Tuesday, July 31, 2012

A Tribute to a Mentor by Sandra Robbins

I recently told a friend that writing can be a very lonely profession. An author spends the day alone in an office as he/she struggles to translate the story in the head into words that will catch the interest of readers and keep them turning the pages. Before we know it, we may feel isolated and question if we’re really cut out for this kind of work. That’s why we all need someone—a mentor who understands our doubts, our fears, and our hopes because they’ve walked that path before.

To my way of thinking there are two types of mentors: the professional one and the personal one. The professional mentor is usually a colleague who understands the writing life and what it takes to get a book published. They offer constructive criticism on areas that need improvement and advice on making the right choices that will impact the writer’s professional future.

The personal one may never have had a desire to write one sentence, but they possess characteristics that make a person want to become the best they can be. They are people who are well-respected and who care about those around them. They offer support and are always available to listen. The word that comes to mind is cheerleader. They are the entire cheerleader squad rolled into one individual who stands on the sideline and chants for their mentee to make that goal.

Although I’ve had both types in my life, the most important one was my mother who never stopped being my cheerleader. She encouraged me to step out on faith and write my first book even though I had a full time job as a school principal. When it was published, she rejoiced more than I did and took my characters to her heart. One piece of advice she gave me many times was a quote one of her teachers wrote on her report card when she was a girl: Hitch your wagon to a star, and you’ll go far. She knew that I could achieve my goals if I put my trust in God and let Him lead me. And she was right. God opened doors for me that I could never have done for myself.

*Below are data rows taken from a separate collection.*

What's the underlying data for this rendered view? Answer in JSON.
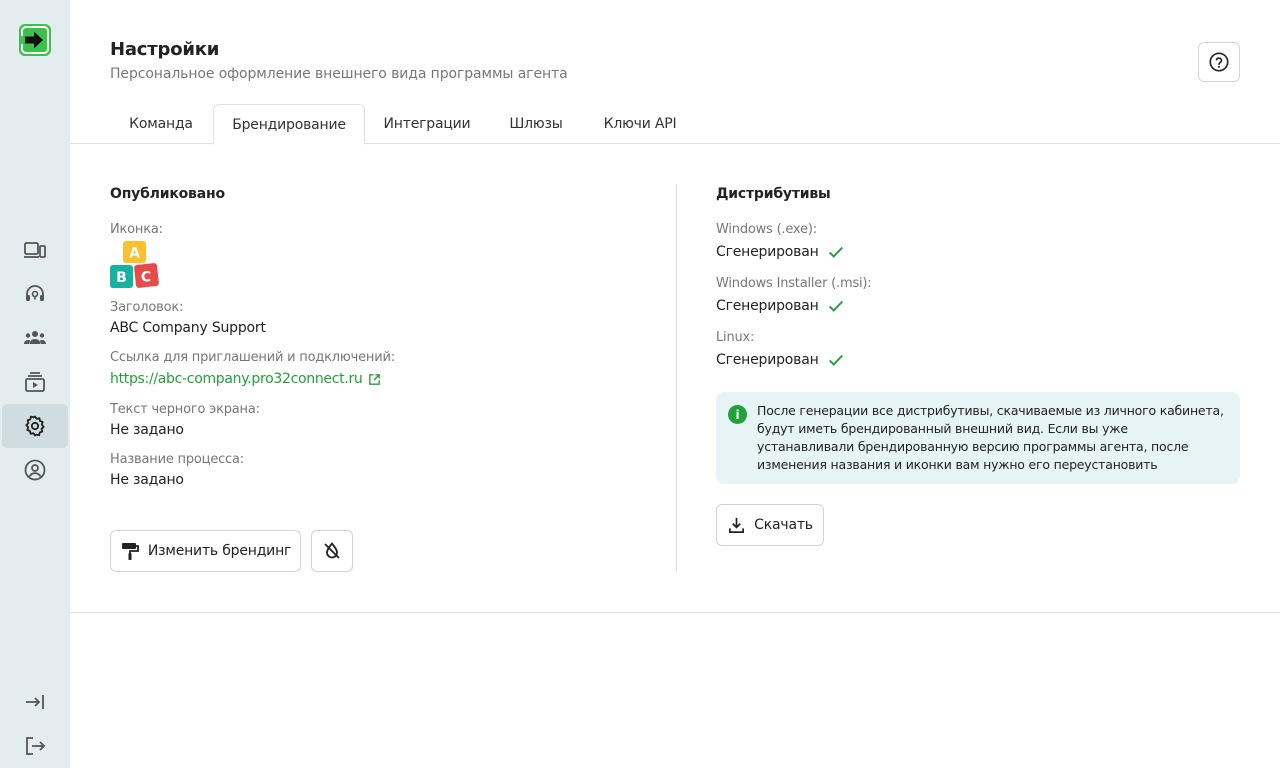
{
  "header": {
    "title": "Настройки",
    "subtitle": "Персональное оформление внешнего вида программы агента"
  },
  "tabs": [
    {
      "label": "Команда"
    },
    {
      "label": "Брендирование",
      "active": true
    },
    {
      "label": "Интеграции"
    },
    {
      "label": "Шлюзы"
    },
    {
      "label": "Ключи API"
    }
  ],
  "published": {
    "title": "Опубликовано",
    "icon_label": "Иконка:",
    "icon_letters": [
      "A",
      "B",
      "C"
    ],
    "heading_label": "Заголовок:",
    "heading_value": "ABC Company Support",
    "link_label": "Ссылка для приглашений и подключений:",
    "link_value": "https://abc-company.pro32connect.ru",
    "black_screen_label": "Текст черного экрана:",
    "black_screen_value": "Не задано",
    "process_label": "Название процесса:",
    "process_value": "Не задано",
    "edit_button": "Изменить брендинг"
  },
  "distributions": {
    "title": "Дистрибутивы",
    "items": [
      {
        "label": "Windows (.exe):",
        "status": "Сгенерирован"
      },
      {
        "label": "Windows Installer (.msi):",
        "status": "Сгенерирован"
      },
      {
        "label": "Linux:",
        "status": "Сгенерирован"
      }
    ],
    "info": "После генерации все дистрибутивы, скачиваемые из личного кабинета, будут иметь брендированный внешний вид. Если вы уже устанавливали брендированную версию программы агента, после изменения названия и иконки вам нужно его переустановить",
    "download_button": "Скачать"
  },
  "colors": {
    "accent": "#22a03a",
    "sidebar_bg": "#e3ecee",
    "info_bg": "#e6f4f6"
  }
}
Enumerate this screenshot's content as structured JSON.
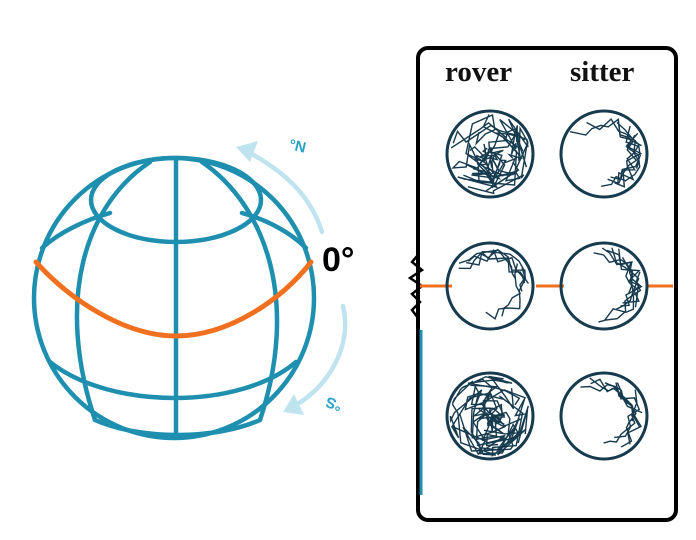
{
  "angle_label": "0°",
  "direction_labels": {
    "north": "°N",
    "south": "°S"
  },
  "columns": {
    "left": "rover",
    "right": "sitter"
  },
  "arena_rows": [
    {
      "rover": "dense",
      "sitter": "sparse"
    },
    {
      "rover": "sparse",
      "sitter": "sparse"
    },
    {
      "rover": "dense",
      "sitter": "sparse"
    }
  ],
  "colors": {
    "globe": "#1f8fb0",
    "equator": "#f07020",
    "arrow": "#bfe4f0",
    "trajectory": "#163a4e",
    "frame": "#000000"
  }
}
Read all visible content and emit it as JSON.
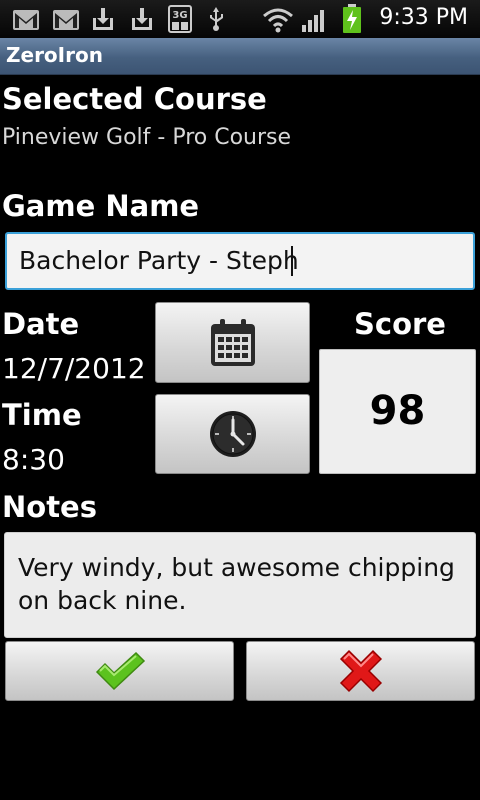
{
  "status_bar": {
    "time": "9:33 PM",
    "icons": [
      "gmail-icon",
      "gmail-icon",
      "download-icon",
      "download-icon",
      "3g-icon",
      "usb-icon",
      "wifi-icon",
      "signal-icon",
      "battery-charging-icon"
    ]
  },
  "app": {
    "title": "ZeroIron"
  },
  "course": {
    "heading": "Selected Course",
    "name": "Pineview Golf - Pro Course"
  },
  "game": {
    "heading": "Game Name",
    "value": "Bachelor Party - Steph"
  },
  "date": {
    "heading": "Date",
    "value": "12/7/2012",
    "button_icon": "calendar-icon"
  },
  "time": {
    "heading": "Time",
    "value": "8:30",
    "button_icon": "clock-icon"
  },
  "score": {
    "heading": "Score",
    "value": "98"
  },
  "notes": {
    "heading": "Notes",
    "value": "Very windy, but awesome chipping on back nine."
  },
  "actions": {
    "confirm_icon": "check-icon",
    "cancel_icon": "x-icon"
  },
  "colors": {
    "titlebar": "#4d6788",
    "input_focus": "#3aa0d8",
    "confirm": "#5cc21e",
    "cancel": "#e01818"
  }
}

July 31st is her birthday, but I won’t be celebrating it with her this year. She passed away on May 9th after a long illness. At her funeral I wasn’t surprised at the stories told to me by friends and family of how she’d helped and encouraged them in their lives. She had written her eulogy in the inspiration and support she’d given others throughout her life.

So I offer this tribute to her today. I pray that I can be an encouragement to someone like she was to so many, because I want the joy she received from giving to others. But what about you? There’s someone out there waiting for you to become their mentor. I pray you find each other soon.

Sandra Robbins and her husband live in the small college town where she grew up. Until a few years ago she was working as an elementary school principal, but God opened the door for her to become a full-time writer. Her books have been finalists in the Daphne du Maurier Contest for excellence in mystery writing, the Gayle Wilson Award of Excellence, the Holt Medallion, and the ACFW Carol Award. Since Sandra is a Southerner by birth, she enjoys setting her historical romance and romantic suspense books in both the past and present-day South. Her latest book Angel of the Cove releases August 1 from Harvest House Publishers. To find out more about Sandra and her books go to http://sandrarobbins.net or send her an email at sandra@sandrarobbins.net

In the first book in the Smoky Mountain Dreams series, Angel of the Cove, acclaimed author Sandra Robbins weaves a tale of love, loss, and God's faithfulness in every circumstance.

Anna Prentiss has never wanted to be anything but a nurse. Before she can start school in New York, however, her brother sends her to Cades Cove, deep in the Smoky Mountains, to spend a summer apprenticing to the local midwife. Anna is determined to prove herself and then head to the big city.

But nothing could have prepared Anna for the beauty of the Cove, or the community and friendships she finds there. And she certainly wasn't prepared for Simon Martin, the handsome young minister, or the feelings he arouses in her. Has God's plan for Anna changed? Or is she just starting to hear Him clearly?